▶ **PROBLEM REQUIREMENTS**:
Please filter the data down to the lines that include the word "title" and copy them.

▶ **INFORMATION GIVEN**:
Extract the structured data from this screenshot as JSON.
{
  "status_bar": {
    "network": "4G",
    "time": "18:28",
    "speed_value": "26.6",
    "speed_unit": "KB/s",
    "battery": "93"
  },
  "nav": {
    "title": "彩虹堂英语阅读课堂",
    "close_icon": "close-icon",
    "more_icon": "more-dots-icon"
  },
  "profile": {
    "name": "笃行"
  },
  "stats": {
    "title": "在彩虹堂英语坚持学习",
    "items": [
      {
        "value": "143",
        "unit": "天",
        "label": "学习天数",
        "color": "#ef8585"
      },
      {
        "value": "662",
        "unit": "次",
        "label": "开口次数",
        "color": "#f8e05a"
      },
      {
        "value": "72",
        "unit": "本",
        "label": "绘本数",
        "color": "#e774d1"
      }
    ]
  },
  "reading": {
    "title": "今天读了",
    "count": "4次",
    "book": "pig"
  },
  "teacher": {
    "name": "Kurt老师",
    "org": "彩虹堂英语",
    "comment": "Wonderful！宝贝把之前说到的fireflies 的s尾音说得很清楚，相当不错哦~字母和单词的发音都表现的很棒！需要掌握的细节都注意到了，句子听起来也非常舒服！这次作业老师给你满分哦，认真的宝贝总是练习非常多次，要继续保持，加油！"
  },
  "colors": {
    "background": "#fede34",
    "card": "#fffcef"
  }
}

▶ **YOUR SOLUTION**:
    "title": "彩虹堂英语阅读课堂",
    "title": "在彩虹堂英语坚持学习",
    "title": "今天读了",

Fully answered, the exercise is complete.